I think a part of why we still, despite Paul’s words to the contrary, think of grace as license to do whatever we want to ourselves and others is because we think of grace as simply forgiveness from sin and a get-out-of-hell-free card. But grace is actually the love of God present as an active, liberating, life-giving force in your life. When you experience grace it ought to begin a process, which if you participate with, transforms your life.
I love the way this is put in the statement of faith of the United Church of Christ, the denomination within which I am a minister. They describe grace in a very active way: “You promise to all who trust you forgiveness of sins and fullness of grace, courage in the struggle for justice and peace, your presence in trial and rejoicing, and eternal life in your realm which has no end.”. As United Church of Christ minister Reinhold Niebuhr once prayed, God not only gives us “serenity” to accept what we cannot change (such as the past, which God forgives) but also “courage to change” those things we can change, and “wisdom to know” the difference between the two.

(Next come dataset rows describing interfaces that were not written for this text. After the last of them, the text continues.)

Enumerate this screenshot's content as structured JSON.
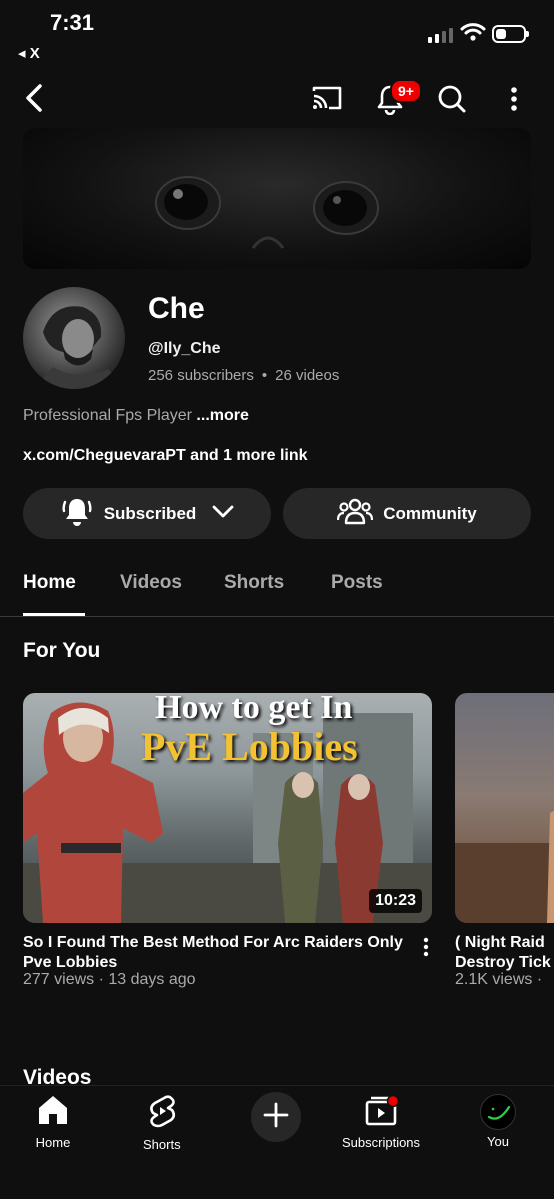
{
  "status": {
    "time": "7:31",
    "back_app": "◂ X"
  },
  "topbar": {
    "notifications_badge": "9+"
  },
  "channel": {
    "name": "Che",
    "handle": "@Ily_Che",
    "subscribers": "256 subscribers",
    "separator": "•",
    "videos": "26 videos",
    "description": "Professional Fps Player",
    "more": "...more",
    "links": "x.com/CheguevaraPT and 1 more link"
  },
  "actions": {
    "subscribed": "Subscribed",
    "community": "Community"
  },
  "tabs": [
    "Home",
    "Videos",
    "Shorts",
    "Posts"
  ],
  "sections": {
    "for_you": "For You",
    "videos": "Videos"
  },
  "videos": [
    {
      "thumb_title_line1": "How to get In",
      "thumb_title_line2": "PvE Lobbies",
      "duration": "10:23",
      "title": "So I Found The Best Method For Arc Raiders Only Pve Lobbies",
      "meta": "277 views · 13 days ago"
    },
    {
      "title": "( Night Raid Destroy Tick",
      "meta": "2.1K views ·"
    }
  ],
  "nav": {
    "home": "Home",
    "shorts": "Shorts",
    "subscriptions": "Subscriptions",
    "you": "You"
  },
  "colors": {
    "background": "#0f0f0f",
    "pill": "#272727",
    "badge": "#e00000",
    "thumb_title_gold": "#f2c232"
  }
}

I pray all of us come to experience not just the grace of forgiveness which Jesus freely offers, but also the active working of grace in our lives which gives us serenity to accept, the courage to struggle for justice and peace, power through trial to stand, and enduring hope in each moment. That active grace is one that as it becomes alive in your life will lead you not to think “how can I get away with this selfish desire?” but instead “how can I live with courage for others and for the world?”